Her words are backed by a report by the United Nations COMTRADE database on international trade, which puts Kenya’s imports from Uganda last year at $225.14 million (Sh25.3 billion). The bulk of the imports were dairy products, eggs, honey and edible products like corn, beans, millet, cassava, sorghum and sweet potatoes, which accounted for $64.35 million (Sh7.2 billion).

The goods cross the border through middlemen some of whom supply them in trucks in the larger western region or simply sell at the border area on no man’s land, popularly known as Sofia. Ms Mutahi gets her stock of lemon and ginger from the Uganda side of the border where it is cheaper and loads it onto a matatu to sell in Kakamega.

“I buy a basket of lemon at Sh8,000 and sell it at Sh12,000 in western Kenya. A bag of ginger goes at Sh 9,000 and I sell at Sh15,000. These products fly like hotcakes in the market,” says the businesswoman who nets between Sh25,000 and Sh30,000 every week from the Uganda lemon and ginger alone.
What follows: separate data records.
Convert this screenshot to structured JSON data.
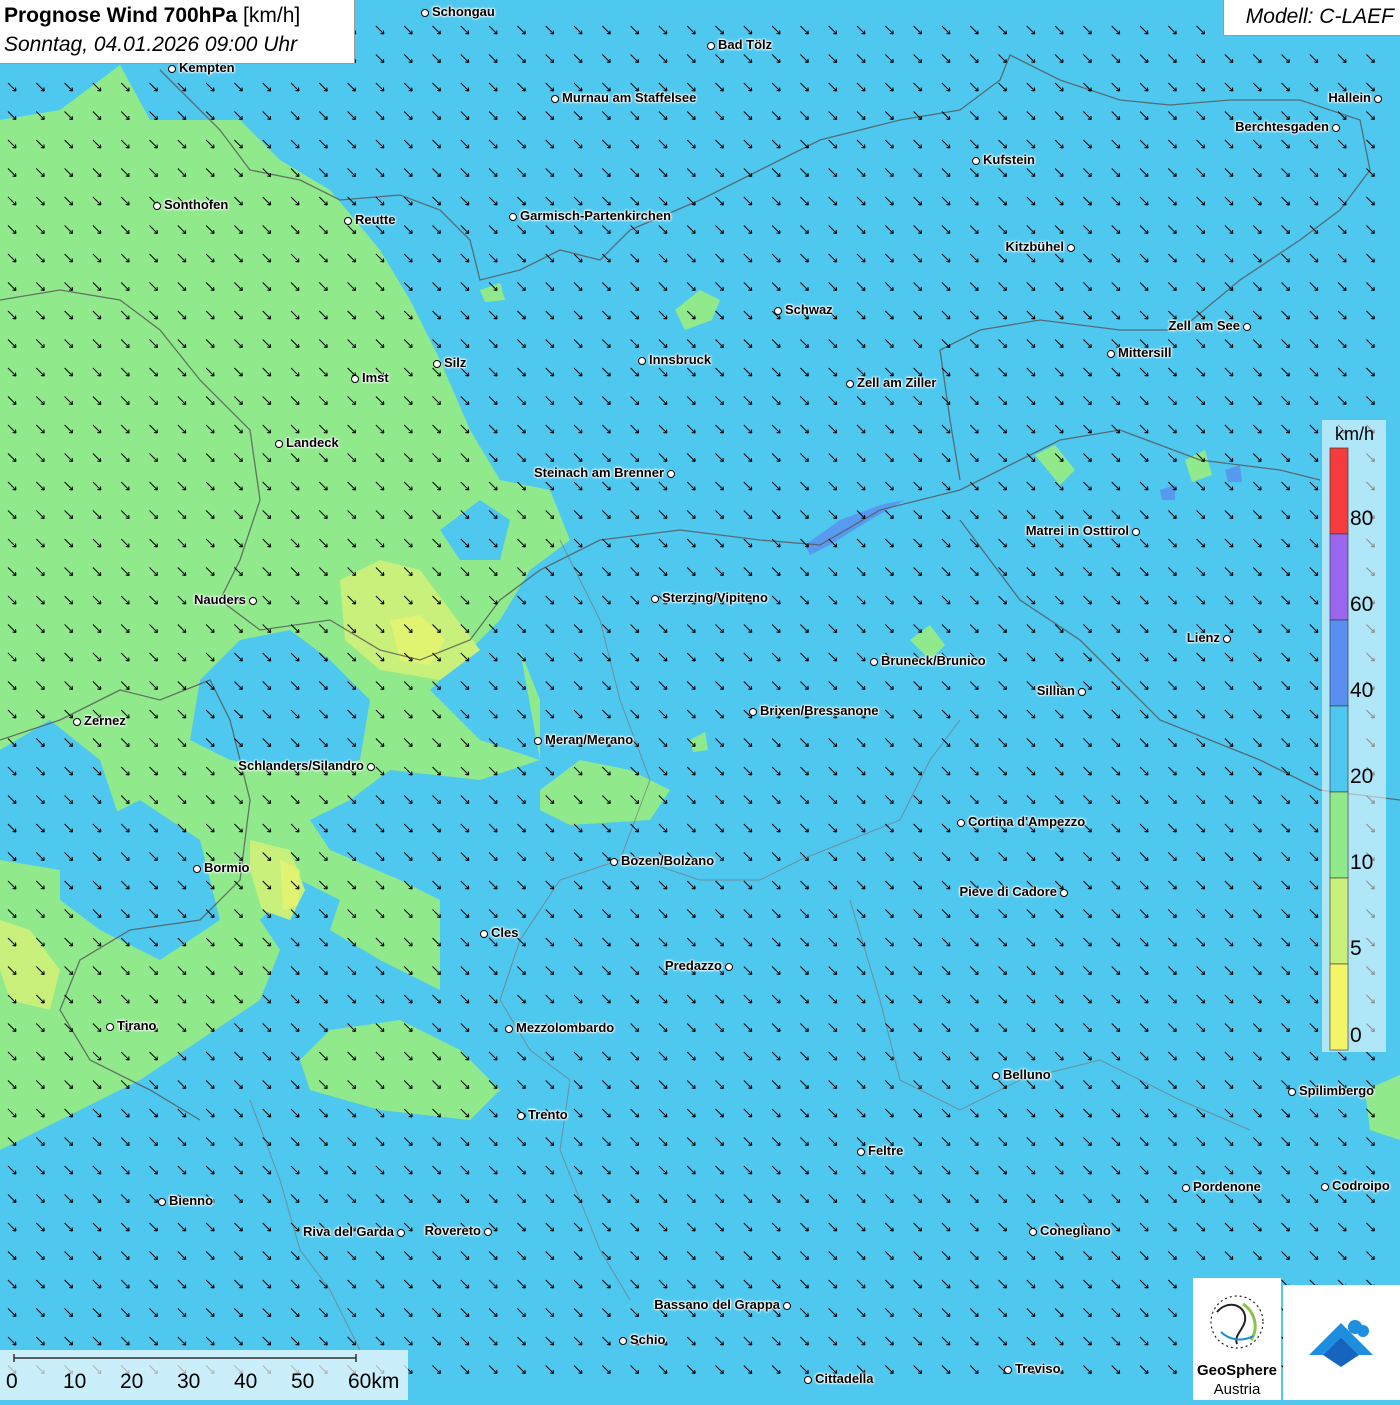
{
  "header": {
    "title_bold": "Prognose Wind 700hPa",
    "title_unit": " [km/h]",
    "date": "Sonntag, 04.01.2026 09:00 Uhr"
  },
  "model": {
    "label": "Modell: C-LAEF"
  },
  "colors": {
    "wind_0_5": "#f5f56a",
    "wind_5_10": "#c8f07a",
    "wind_10_20": "#90ea8c",
    "wind_20_40": "#4fc8ef",
    "wind_40_60": "#5a8ef0",
    "wind_60_80": "#9a66ee",
    "wind_80_plus": "#f53b3b"
  },
  "legend": {
    "unit": "km/h",
    "ticks": [
      "80",
      "60",
      "40",
      "20",
      "10",
      "5",
      "0"
    ]
  },
  "scale_bar": {
    "labels": [
      "0",
      "10",
      "20",
      "30",
      "40",
      "50",
      "60km"
    ]
  },
  "logo": {
    "line1": "GeoSphere",
    "line2": "Austria"
  },
  "cities": [
    {
      "name": "Schongau"
    },
    {
      "name": "Bad Tölz"
    },
    {
      "name": "Kempten"
    },
    {
      "name": "Murnau am Staffelsee"
    },
    {
      "name": "Hallein"
    },
    {
      "name": "Berchtesgaden"
    },
    {
      "name": "Kufstein"
    },
    {
      "name": "Sonthofen"
    },
    {
      "name": "Reutte"
    },
    {
      "name": "Garmisch-Partenkirchen"
    },
    {
      "name": "Kitzbühel"
    },
    {
      "name": "Schwaz"
    },
    {
      "name": "Zell am See"
    },
    {
      "name": "Mittersill"
    },
    {
      "name": "Innsbruck"
    },
    {
      "name": "Silz"
    },
    {
      "name": "Imst"
    },
    {
      "name": "Zell am Ziller"
    },
    {
      "name": "Landeck"
    },
    {
      "name": "Steinach am Brenner"
    },
    {
      "name": "Matrei in Osttirol"
    },
    {
      "name": "Nauders"
    },
    {
      "name": "Sterzing/Vipiteno"
    },
    {
      "name": "Lienz"
    },
    {
      "name": "Bruneck/Brunico"
    },
    {
      "name": "Sillian"
    },
    {
      "name": "Brixen/Bressanone"
    },
    {
      "name": "Zernez"
    },
    {
      "name": "Meran/Merano"
    },
    {
      "name": "Schlanders/Silandro"
    },
    {
      "name": "Cortina d'Ampezzo"
    },
    {
      "name": "Bozen/Bolzano"
    },
    {
      "name": "Bormio"
    },
    {
      "name": "Pieve di Cadore"
    },
    {
      "name": "Cles"
    },
    {
      "name": "Predazzo"
    },
    {
      "name": "Tirano"
    },
    {
      "name": "Mezzolombardo"
    },
    {
      "name": "Belluno"
    },
    {
      "name": "Spilimbergo"
    },
    {
      "name": "Trento"
    },
    {
      "name": "Feltre"
    },
    {
      "name": "Bienno"
    },
    {
      "name": "Pordenone"
    },
    {
      "name": "Codroipo"
    },
    {
      "name": "Riva del Garda"
    },
    {
      "name": "Rovereto"
    },
    {
      "name": "Conegliano"
    },
    {
      "name": "Bassano del Grappa"
    },
    {
      "name": "Schio"
    },
    {
      "name": "Treviso"
    },
    {
      "name": "Cittadella"
    }
  ]
}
She used to get the products from Kenya but stopped the deal because the Kenyan lemon variety - like is the case with many food products in the country - was expensive and could waste away in the market.

“Again, you had to wait for so long to get the supply from Central Kenya,” she says.

Mutahi is among traders who cross the border to get foodstuffs from Ugandan and sell it in western Kenya, which despite having good soil and favourable weather, has become a net importer of food like dry countries.

“If I cross over and get pumpkins, simsim, cassava or any other seasonal food crop, I buy it and sell it in Kenya. That’s a sure bet because few people plant such foods on our side,” she says.

Every market day, trucks carrying onions, bananas, pineapples, watermelon and other foods from Uganda and those ferrying oranges from Tanzania supply the goods in Busia, Vihiga, Bungoma, Kakamega, and even Kisumu markets.

Stephen Obala, the chair of Busia-Kenya Business People Association, says foods consumed and sold on the border side of Kenya are grown in Uganda. Many people we talked to believe the Baganda are more privileged with better soils and weather than Kenya. It is even joked that when Uganda shuts its flood gate of food exports to Kenya, Kenyans would sleep hungry.

“You remember when Kenya banned maize imports from Uganda and Tanzania in February. How long did you people take to lift the ban? Were you not going to starve?” asks Jared Mmbabazi, a truck driver who plies his trade ferrying pineapples from Uganda to Kenya.

The February ban by the Agriculture and Food Authority lasted a week and was because of the levels of mycotoxins in the maize from the two countries. As to whether Kenyans could starve because of the ban or not remains debatable.

Dr Caroline Kundu of Kenya Agricultural and Livestock Research Organisation (Kalro), who heads the Kakamega centre, says Uganda and Kenya share a warm tropical climate.

“The rainfall patterns are similar just as the soils are largely similar in the two countries. What makes the difference in the agricultural produce output is the cost of production,” she says.

“For some reason, labour and cost of seeds, fertiliser and other farm input in Uganda are cheaper than it is in Kenya. This makes them (Baganda) do a lot of agriculture, with the net effect being producing more food than us,” she says.

The soils expert also believes that the Baganda have a good attitude that drives them into farming rather than white collar jobs that are a favourite of Kenyans.

She says there is hope of reversing the trend if and when Kenyans resolve to take up agriculture as a core pillar of growth and not a pastime for the jobless as the State advocates.

“Look, Uganda is exporting sweet potatoes that some Kenyans consider a crop of the poor. The Baganda farmers work cooperatively and love to invest in knowledge-driven agriculture because agriculture is business,” she says.

“At times you have to stand on the Kenya-Uganda border and look at the numbers flocking to Uganda for food. We can easily produce things like eggs and milk to get the meaning of what not taking agriculture seriously means,” she says.

But it is not only Kenya which flocks to Uganda for food. Statistics from World Integrated Trade Solutions show that India, Egypt, Thailand and Saudi Arabia are in the mix, too.